Please find all lines in the data that hold the string "WooCommerce" and copy them.
GIVEN DATA: Begin
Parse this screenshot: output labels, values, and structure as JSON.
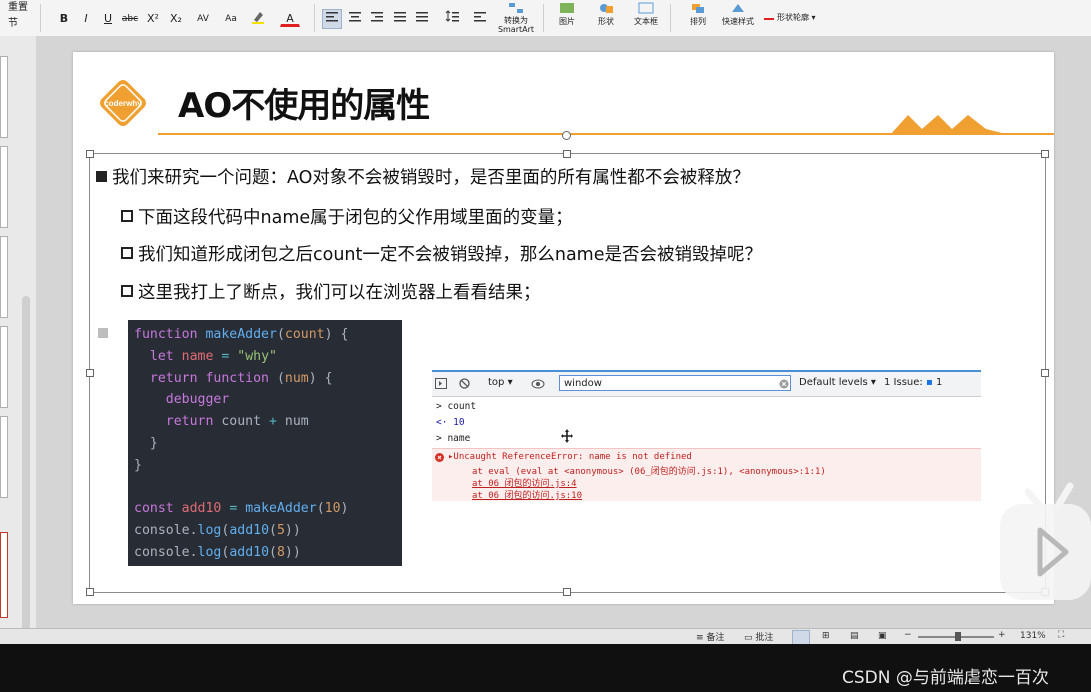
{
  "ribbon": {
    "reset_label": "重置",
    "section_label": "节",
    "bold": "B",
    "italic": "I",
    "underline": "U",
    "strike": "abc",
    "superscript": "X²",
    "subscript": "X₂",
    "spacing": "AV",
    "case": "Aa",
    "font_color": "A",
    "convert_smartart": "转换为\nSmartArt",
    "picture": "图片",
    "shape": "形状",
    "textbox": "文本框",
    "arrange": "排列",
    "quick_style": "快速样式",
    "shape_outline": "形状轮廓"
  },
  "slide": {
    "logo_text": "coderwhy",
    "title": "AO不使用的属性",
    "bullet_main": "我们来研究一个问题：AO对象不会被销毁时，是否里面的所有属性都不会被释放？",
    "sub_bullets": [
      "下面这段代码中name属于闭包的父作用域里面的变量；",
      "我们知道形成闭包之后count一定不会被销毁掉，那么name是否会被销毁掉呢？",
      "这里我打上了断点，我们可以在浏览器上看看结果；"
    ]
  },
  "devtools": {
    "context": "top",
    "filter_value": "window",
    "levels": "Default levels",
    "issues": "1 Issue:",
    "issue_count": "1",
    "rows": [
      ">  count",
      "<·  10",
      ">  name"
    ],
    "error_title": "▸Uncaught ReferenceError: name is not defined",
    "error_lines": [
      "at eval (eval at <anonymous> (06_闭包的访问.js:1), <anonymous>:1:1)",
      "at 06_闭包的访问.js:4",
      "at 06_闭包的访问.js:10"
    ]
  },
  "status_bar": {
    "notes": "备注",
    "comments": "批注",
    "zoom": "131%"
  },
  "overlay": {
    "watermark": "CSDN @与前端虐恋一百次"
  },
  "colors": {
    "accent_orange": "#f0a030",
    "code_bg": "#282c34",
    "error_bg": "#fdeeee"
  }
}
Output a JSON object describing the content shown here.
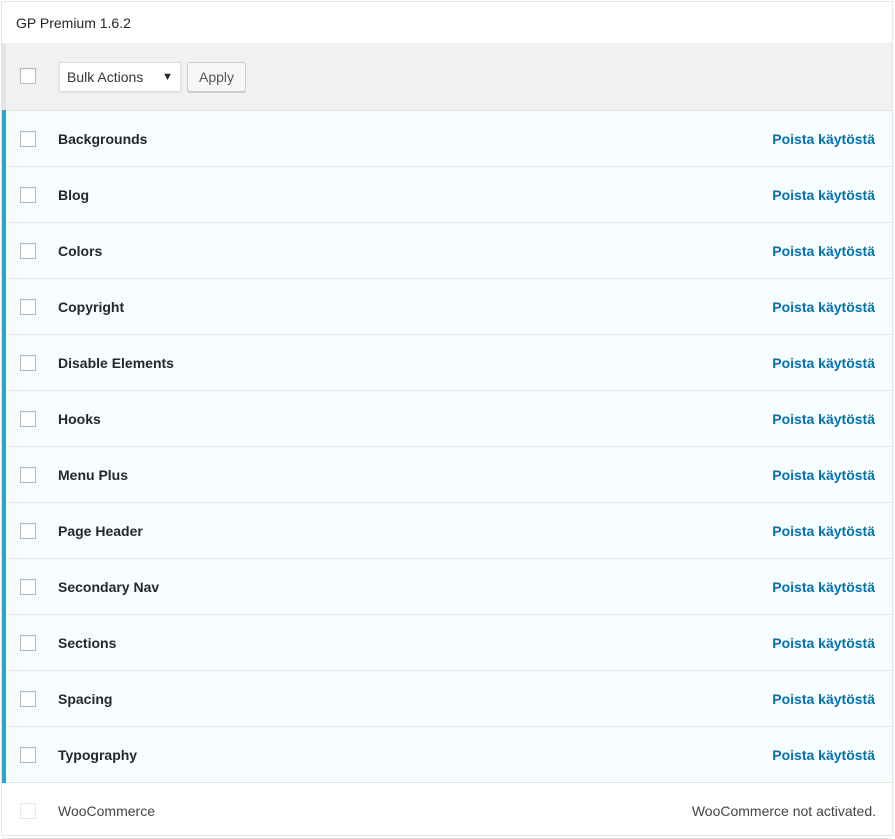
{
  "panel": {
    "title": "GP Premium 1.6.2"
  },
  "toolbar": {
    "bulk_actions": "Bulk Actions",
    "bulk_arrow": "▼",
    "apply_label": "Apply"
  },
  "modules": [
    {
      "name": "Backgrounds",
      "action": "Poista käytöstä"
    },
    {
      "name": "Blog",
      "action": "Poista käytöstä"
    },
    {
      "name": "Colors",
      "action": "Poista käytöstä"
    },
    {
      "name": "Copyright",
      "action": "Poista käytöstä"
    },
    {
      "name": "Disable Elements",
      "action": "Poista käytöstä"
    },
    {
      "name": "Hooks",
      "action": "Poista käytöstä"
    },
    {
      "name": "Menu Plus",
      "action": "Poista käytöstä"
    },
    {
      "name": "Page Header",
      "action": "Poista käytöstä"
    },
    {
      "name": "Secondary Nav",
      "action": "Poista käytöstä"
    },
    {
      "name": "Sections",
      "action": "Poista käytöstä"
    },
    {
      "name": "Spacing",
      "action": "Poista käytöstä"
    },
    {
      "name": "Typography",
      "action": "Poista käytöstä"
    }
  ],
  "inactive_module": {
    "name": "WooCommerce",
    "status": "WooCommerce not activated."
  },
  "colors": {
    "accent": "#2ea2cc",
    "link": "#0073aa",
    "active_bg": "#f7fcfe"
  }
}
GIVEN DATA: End
RESULT OF THE EXERCISE –
    "name": "WooCommerce",
    "status": "WooCommerce not activated."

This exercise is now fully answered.